Goal of the exercise:
This task requires every entry to be set down again exactly.

Data extract:
+++
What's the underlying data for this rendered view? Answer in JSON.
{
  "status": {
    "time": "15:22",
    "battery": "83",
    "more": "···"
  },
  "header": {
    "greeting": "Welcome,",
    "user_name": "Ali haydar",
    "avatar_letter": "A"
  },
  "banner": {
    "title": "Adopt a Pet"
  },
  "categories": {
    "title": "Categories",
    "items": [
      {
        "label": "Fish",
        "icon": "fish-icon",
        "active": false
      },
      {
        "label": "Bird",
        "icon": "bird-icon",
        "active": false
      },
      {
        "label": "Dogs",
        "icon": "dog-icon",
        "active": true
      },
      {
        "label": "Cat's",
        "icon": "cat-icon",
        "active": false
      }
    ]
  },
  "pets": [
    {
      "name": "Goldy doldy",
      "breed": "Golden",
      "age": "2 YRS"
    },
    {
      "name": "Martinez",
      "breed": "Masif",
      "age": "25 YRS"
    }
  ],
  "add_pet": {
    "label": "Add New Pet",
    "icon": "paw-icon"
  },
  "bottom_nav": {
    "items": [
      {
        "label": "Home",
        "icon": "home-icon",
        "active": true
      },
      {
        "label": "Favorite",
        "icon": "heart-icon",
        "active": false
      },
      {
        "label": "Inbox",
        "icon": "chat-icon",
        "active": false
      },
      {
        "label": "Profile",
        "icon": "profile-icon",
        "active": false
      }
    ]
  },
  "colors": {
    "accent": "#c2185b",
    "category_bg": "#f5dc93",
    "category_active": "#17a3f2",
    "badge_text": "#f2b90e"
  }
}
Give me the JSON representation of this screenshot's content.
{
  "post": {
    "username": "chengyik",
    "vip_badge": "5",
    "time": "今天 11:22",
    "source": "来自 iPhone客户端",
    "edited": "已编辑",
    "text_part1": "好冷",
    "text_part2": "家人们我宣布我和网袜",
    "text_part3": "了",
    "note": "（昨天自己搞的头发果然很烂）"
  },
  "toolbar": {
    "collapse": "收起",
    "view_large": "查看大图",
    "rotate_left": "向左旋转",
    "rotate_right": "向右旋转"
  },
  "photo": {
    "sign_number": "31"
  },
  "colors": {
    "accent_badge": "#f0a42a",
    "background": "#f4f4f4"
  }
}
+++
Solved problem:
What's the underlying data for this rendered view? Answer in JSON.
{
  "status": {
    "time": "15:22",
    "battery": "83",
    "more": "···"
  },
  "header": {
    "greeting": "Welcome,",
    "user_name": "Ali haydar",
    "avatar_letter": "A"
  },
  "banner": {
    "title": "Adopt a Pet"
  },
  "categories": {
    "title": "Categories",
    "items": [
      {
        "label": "Fish",
        "icon": "fish-icon",
        "active": false
      },
      {
        "label": "Bird",
        "icon": "bird-icon",
        "active": false
      },
      {
        "label": "Dogs",
        "icon": "dog-icon",
        "active": true
      },
      {
        "label": "Cat's",
        "icon": "cat-icon",
        "active": false
      }
    ]
  },
  "pets": [
    {
      "name": "Goldy doldy",
      "breed": "Golden",
      "age": "2 YRS"
    },
    {
      "name": "Martinez",
      "breed": "Masif",
      "age": "25 YRS"
    }
  ],
  "add_pet": {
    "label": "Add New Pet",
    "icon": "paw-icon"
  },
  "bottom_nav": {
    "items": [
      {
        "label": "Home",
        "icon": "home-icon",
        "active": true
      },
      {
        "label": "Favorite",
        "icon": "heart-icon",
        "active": false
      },
      {
        "label": "Inbox",
        "icon": "chat-icon",
        "active": false
      },
      {
        "label": "Profile",
        "icon": "profile-icon",
        "active": false
      }
    ]
  },
  "colors": {
    "accent": "#c2185b",
    "category_bg": "#f5dc93",
    "category_active": "#17a3f2",
    "badge_text": "#f2b90e"
  }
}
Give me the JSON representation of this screenshot's content.
{
  "post": {
    "username": "chengyik",
    "vip_badge": "5",
    "time": "今天 11:22",
    "source": "来自 iPhone客户端",
    "edited": "已编辑",
    "text_part1": "好冷",
    "text_part2": "家人们我宣布我和网袜",
    "text_part3": "了",
    "note": "（昨天自己搞的头发果然很烂）"
  },
  "toolbar": {
    "collapse": "收起",
    "view_large": "查看大图",
    "rotate_left": "向左旋转",
    "rotate_right": "向右旋转"
  },
  "photo": {
    "sign_number": "31"
  },
  "colors": {
    "accent_badge": "#f0a42a",
    "background": "#f4f4f4"
  }
}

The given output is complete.